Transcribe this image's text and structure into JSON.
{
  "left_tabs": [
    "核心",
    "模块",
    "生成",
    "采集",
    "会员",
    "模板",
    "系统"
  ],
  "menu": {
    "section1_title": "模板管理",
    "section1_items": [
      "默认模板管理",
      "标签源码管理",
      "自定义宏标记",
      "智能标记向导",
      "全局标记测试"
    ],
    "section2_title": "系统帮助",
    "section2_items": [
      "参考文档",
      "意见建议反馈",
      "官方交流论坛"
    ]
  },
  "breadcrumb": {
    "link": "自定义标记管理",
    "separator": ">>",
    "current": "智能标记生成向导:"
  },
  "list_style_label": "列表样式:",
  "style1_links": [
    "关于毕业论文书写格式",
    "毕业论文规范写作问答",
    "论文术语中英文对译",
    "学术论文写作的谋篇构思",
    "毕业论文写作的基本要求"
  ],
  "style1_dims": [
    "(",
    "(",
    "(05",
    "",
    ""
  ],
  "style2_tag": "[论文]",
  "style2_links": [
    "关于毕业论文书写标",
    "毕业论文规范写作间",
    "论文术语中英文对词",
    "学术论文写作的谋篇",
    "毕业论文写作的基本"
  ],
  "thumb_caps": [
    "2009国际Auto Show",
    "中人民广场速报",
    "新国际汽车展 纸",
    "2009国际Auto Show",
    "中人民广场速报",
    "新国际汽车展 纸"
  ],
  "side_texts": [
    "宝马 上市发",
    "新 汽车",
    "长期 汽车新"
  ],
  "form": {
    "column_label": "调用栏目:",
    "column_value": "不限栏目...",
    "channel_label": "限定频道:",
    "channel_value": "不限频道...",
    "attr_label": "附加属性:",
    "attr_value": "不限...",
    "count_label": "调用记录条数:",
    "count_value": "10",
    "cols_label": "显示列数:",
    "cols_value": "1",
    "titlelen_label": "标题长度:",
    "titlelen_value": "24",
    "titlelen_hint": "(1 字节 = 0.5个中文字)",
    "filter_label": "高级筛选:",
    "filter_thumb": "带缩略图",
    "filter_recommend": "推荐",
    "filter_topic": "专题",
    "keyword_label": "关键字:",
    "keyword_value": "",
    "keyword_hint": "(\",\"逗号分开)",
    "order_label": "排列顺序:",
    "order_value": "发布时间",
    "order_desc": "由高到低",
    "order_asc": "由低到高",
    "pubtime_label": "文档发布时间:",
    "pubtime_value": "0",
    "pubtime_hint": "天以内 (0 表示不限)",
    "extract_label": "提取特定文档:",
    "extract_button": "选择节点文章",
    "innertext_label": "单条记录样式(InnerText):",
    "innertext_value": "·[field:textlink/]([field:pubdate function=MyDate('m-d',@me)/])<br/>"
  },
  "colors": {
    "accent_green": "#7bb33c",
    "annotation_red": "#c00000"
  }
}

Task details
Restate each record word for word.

Result of the task
Transcribe this image's text and structure into JSON.
{
  "left_tabs": [
    "核心",
    "模块",
    "生成",
    "采集",
    "会员",
    "模板",
    "系统"
  ],
  "menu": {
    "section1_title": "模板管理",
    "section1_items": [
      "默认模板管理",
      "标签源码管理",
      "自定义宏标记",
      "智能标记向导",
      "全局标记测试"
    ],
    "section2_title": "系统帮助",
    "section2_items": [
      "参考文档",
      "意见建议反馈",
      "官方交流论坛"
    ]
  },
  "breadcrumb": {
    "link": "自定义标记管理",
    "separator": ">>",
    "current": "智能标记生成向导:"
  },
  "list_style_label": "列表样式:",
  "style1_links": [
    "关于毕业论文书写格式",
    "毕业论文规范写作问答",
    "论文术语中英文对译",
    "学术论文写作的谋篇构思",
    "毕业论文写作的基本要求"
  ],
  "style1_dims": [
    "(",
    "(",
    "(05",
    "",
    ""
  ],
  "style2_tag": "[论文]",
  "style2_links": [
    "关于毕业论文书写标",
    "毕业论文规范写作间",
    "论文术语中英文对词",
    "学术论文写作的谋篇",
    "毕业论文写作的基本"
  ],
  "thumb_caps": [
    "2009国际Auto Show",
    "中人民广场速报",
    "新国际汽车展 纸",
    "2009国际Auto Show",
    "中人民广场速报",
    "新国际汽车展 纸"
  ],
  "side_texts": [
    "宝马 上市发",
    "新 汽车",
    "长期 汽车新"
  ],
  "form": {
    "column_label": "调用栏目:",
    "column_value": "不限栏目...",
    "channel_label": "限定频道:",
    "channel_value": "不限频道...",
    "attr_label": "附加属性:",
    "attr_value": "不限...",
    "count_label": "调用记录条数:",
    "count_value": "10",
    "cols_label": "显示列数:",
    "cols_value": "1",
    "titlelen_label": "标题长度:",
    "titlelen_value": "24",
    "titlelen_hint": "(1 字节 = 0.5个中文字)",
    "filter_label": "高级筛选:",
    "filter_thumb": "带缩略图",
    "filter_recommend": "推荐",
    "filter_topic": "专题",
    "keyword_label": "关键字:",
    "keyword_value": "",
    "keyword_hint": "(\",\"逗号分开)",
    "order_label": "排列顺序:",
    "order_value": "发布时间",
    "order_desc": "由高到低",
    "order_asc": "由低到高",
    "pubtime_label": "文档发布时间:",
    "pubtime_value": "0",
    "pubtime_hint": "天以内 (0 表示不限)",
    "extract_label": "提取特定文档:",
    "extract_button": "选择节点文章",
    "innertext_label": "单条记录样式(InnerText):",
    "innertext_value": "·[field:textlink/]([field:pubdate function=MyDate('m-d',@me)/])<br/>"
  },
  "colors": {
    "accent_green": "#7bb33c",
    "annotation_red": "#c00000"
  }
}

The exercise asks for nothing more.